“It’s noteworthy to point out that, yes, we have 31 Republican governors and a majority of state legislatures will be Republican, but the majority of the local officials elected this time around were Democrats, which is very interesting,” Henderson noted.

In addition, 127 new officials are people of color, he added.

“That’s important as well because what we’re really talking about is what the crop is going to look like going forward to the midterm elections in the next four years, keeping mind that Barack Obama ran for the presidency in his first term as a U.S. senator,” said Henderson.

A different crop of people will now be unlikely to advance with Trump in charge of making about 100 appointments in the federal judiciary, according to Christine Nemacheck, Wilson & Martha Claiborne Stephens Associate Professor.

“A lot of the folks that Trump would consider for appointment would come from the lower federal courts, and of course, those have been staffed by the Obama administration for the last eight years, so it’s not as clear who these folks would be,” said Nemacheck. “Also, it presents an opportunity for the folks in the Trump camp and particularly the alt-right camp to endorse candidates and get candidates considered who are quite nontraditional simply by the fact that there aren’t going to be as many traditional Republican candidates available.
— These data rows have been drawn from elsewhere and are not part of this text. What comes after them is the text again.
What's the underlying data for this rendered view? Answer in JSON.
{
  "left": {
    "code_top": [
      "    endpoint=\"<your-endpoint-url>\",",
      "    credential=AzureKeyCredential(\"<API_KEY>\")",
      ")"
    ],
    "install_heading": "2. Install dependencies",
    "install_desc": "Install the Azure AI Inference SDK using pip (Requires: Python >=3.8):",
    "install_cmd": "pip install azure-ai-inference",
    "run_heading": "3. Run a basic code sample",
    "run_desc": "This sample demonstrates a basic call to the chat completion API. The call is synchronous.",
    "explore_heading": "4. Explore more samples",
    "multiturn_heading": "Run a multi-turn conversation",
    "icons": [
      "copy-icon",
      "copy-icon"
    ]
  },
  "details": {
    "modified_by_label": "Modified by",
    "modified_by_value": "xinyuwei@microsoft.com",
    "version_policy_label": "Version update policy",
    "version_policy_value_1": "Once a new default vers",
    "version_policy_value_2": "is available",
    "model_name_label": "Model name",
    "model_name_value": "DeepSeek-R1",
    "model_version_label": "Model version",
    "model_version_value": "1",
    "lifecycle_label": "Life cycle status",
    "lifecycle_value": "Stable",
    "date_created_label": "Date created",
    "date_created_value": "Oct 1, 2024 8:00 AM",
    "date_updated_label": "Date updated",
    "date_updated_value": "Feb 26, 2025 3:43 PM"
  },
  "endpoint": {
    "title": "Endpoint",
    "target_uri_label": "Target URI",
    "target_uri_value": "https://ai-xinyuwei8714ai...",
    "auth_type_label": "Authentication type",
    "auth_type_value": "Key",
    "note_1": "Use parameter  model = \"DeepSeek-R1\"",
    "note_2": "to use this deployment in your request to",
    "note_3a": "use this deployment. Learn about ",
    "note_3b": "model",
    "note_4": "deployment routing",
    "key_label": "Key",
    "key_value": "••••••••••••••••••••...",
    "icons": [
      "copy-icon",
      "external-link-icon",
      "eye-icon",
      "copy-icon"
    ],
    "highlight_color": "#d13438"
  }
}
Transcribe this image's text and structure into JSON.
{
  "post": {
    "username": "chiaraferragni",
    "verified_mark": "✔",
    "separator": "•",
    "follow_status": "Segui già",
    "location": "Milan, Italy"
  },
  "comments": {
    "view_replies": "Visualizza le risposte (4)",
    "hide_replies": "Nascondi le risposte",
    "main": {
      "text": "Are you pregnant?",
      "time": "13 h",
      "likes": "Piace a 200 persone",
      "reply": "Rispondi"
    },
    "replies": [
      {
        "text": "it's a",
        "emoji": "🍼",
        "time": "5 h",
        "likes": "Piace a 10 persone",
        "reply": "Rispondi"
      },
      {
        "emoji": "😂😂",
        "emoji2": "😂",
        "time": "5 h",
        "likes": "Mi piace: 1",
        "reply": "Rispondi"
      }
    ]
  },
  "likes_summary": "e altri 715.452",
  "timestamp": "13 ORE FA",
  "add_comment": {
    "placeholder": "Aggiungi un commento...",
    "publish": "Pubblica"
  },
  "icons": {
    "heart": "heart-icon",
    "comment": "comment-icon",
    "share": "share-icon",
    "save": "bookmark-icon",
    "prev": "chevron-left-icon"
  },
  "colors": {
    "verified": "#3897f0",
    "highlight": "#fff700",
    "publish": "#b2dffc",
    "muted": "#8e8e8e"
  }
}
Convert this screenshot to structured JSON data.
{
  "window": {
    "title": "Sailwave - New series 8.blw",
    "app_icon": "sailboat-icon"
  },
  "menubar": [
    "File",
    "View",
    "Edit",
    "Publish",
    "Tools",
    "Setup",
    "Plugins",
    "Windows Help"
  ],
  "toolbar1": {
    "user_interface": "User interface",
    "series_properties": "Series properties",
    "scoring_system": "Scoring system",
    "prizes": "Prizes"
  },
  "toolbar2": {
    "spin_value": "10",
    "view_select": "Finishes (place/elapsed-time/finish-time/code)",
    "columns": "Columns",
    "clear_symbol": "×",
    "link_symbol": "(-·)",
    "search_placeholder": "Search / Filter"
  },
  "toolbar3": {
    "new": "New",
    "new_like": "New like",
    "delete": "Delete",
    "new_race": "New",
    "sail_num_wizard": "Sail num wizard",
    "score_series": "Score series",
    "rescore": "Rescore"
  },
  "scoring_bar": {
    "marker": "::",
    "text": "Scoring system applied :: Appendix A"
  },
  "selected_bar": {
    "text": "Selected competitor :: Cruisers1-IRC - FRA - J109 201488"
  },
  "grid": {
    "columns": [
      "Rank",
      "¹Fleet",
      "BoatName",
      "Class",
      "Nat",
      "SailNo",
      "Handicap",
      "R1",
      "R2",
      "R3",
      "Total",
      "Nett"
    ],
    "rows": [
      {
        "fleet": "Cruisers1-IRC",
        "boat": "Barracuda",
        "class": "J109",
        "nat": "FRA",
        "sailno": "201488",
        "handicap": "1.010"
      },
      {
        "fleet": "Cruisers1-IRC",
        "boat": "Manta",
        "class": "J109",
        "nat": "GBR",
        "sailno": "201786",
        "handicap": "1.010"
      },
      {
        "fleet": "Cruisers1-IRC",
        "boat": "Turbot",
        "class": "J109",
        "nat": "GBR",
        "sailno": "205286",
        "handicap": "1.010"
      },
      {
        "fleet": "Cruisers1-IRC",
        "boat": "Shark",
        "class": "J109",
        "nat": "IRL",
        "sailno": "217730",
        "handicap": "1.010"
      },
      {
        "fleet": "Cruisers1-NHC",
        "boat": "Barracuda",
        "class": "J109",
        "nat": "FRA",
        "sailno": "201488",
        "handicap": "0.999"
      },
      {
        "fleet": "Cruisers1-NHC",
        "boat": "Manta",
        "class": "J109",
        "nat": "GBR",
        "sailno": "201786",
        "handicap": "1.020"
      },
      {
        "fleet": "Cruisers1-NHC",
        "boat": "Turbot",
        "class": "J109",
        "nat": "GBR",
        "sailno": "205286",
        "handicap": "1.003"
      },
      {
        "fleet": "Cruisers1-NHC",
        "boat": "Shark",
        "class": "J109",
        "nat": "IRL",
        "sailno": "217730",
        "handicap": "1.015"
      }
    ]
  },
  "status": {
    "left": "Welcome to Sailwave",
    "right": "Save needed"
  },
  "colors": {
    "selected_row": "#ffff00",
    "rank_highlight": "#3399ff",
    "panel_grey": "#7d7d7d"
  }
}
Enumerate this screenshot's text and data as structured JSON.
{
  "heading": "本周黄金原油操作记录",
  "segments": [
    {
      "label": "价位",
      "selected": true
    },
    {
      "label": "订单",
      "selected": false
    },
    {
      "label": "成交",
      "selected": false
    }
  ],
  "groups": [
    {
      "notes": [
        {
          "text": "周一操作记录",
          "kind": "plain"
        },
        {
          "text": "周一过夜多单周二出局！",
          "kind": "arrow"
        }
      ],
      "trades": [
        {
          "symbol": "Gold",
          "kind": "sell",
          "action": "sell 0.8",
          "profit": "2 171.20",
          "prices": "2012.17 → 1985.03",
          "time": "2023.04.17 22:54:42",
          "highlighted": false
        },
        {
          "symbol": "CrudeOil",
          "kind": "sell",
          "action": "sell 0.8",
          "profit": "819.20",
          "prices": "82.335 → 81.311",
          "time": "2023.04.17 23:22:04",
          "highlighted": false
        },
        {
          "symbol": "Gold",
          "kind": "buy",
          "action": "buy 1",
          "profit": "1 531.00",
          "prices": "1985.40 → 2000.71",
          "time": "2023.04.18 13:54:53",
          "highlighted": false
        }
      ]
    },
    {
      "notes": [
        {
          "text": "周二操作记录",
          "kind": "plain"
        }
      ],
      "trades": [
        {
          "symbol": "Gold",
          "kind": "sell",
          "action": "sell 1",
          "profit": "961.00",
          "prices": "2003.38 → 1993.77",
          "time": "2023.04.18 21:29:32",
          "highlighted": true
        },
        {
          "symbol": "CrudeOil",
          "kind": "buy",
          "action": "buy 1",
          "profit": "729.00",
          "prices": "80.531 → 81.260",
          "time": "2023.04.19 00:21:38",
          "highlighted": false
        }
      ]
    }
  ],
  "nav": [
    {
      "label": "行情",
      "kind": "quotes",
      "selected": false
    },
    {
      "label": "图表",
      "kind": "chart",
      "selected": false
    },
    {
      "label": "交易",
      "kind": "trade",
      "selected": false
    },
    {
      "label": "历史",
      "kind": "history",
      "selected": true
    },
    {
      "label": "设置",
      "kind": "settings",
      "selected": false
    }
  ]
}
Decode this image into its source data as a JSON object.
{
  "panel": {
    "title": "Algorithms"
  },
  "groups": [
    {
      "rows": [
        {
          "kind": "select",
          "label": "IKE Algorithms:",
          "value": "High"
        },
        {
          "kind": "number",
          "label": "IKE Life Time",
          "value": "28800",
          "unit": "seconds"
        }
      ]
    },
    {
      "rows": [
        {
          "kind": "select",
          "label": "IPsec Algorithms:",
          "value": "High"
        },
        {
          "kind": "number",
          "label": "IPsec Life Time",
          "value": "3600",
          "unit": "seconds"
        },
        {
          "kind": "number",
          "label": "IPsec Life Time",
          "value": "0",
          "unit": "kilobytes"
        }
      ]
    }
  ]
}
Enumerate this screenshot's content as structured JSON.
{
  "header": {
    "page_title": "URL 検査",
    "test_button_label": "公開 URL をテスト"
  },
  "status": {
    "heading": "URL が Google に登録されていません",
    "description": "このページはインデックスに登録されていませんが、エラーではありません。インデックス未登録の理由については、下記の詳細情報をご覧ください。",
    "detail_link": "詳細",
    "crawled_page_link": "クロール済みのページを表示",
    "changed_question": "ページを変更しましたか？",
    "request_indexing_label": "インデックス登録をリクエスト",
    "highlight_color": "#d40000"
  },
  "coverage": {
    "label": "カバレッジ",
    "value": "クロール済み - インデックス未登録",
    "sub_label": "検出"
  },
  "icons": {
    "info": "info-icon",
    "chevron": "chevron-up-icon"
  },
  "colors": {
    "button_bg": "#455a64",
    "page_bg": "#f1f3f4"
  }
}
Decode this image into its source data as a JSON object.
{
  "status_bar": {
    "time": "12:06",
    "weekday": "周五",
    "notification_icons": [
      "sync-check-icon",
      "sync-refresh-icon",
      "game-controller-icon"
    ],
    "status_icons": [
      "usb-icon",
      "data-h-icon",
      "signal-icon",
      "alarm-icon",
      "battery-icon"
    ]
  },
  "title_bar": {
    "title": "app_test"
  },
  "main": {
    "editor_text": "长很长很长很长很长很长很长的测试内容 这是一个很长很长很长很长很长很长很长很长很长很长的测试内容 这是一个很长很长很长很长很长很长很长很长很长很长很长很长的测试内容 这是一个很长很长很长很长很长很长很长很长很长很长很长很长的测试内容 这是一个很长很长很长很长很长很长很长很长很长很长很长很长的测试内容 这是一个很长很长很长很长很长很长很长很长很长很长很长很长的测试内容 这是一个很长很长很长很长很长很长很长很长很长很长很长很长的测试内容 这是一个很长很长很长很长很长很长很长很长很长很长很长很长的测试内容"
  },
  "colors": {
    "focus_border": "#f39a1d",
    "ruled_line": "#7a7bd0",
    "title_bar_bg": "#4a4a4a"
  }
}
That could have huge repercussions.”

As for the open seat on the Supreme Court, Obama could make a recess appointment for Merrick Garland, whom he nominated in March for the position. However, Nemacheck thinks that’s unlikely because of Obama’s expressed desire to create a smooth transition for Trump as well as Garland’s efforts to remain apolitical.

While Trump is expected to make other appointments in the federal government, people tend to overestimate the importance of some those positions and underestimate the influence of civil servants, who are not political appointees and have a great deal of autonomy, said Manna.

“One thing that will be interesting going forward will be to see will be to the degree which the bureaucracy itself reacts in ways that might be counter to the preferences of President Trump,” Manna said.

“He’s going to learn in a hurry that the U.S. government is not a corporation with a boss at the top that can dictate everything.”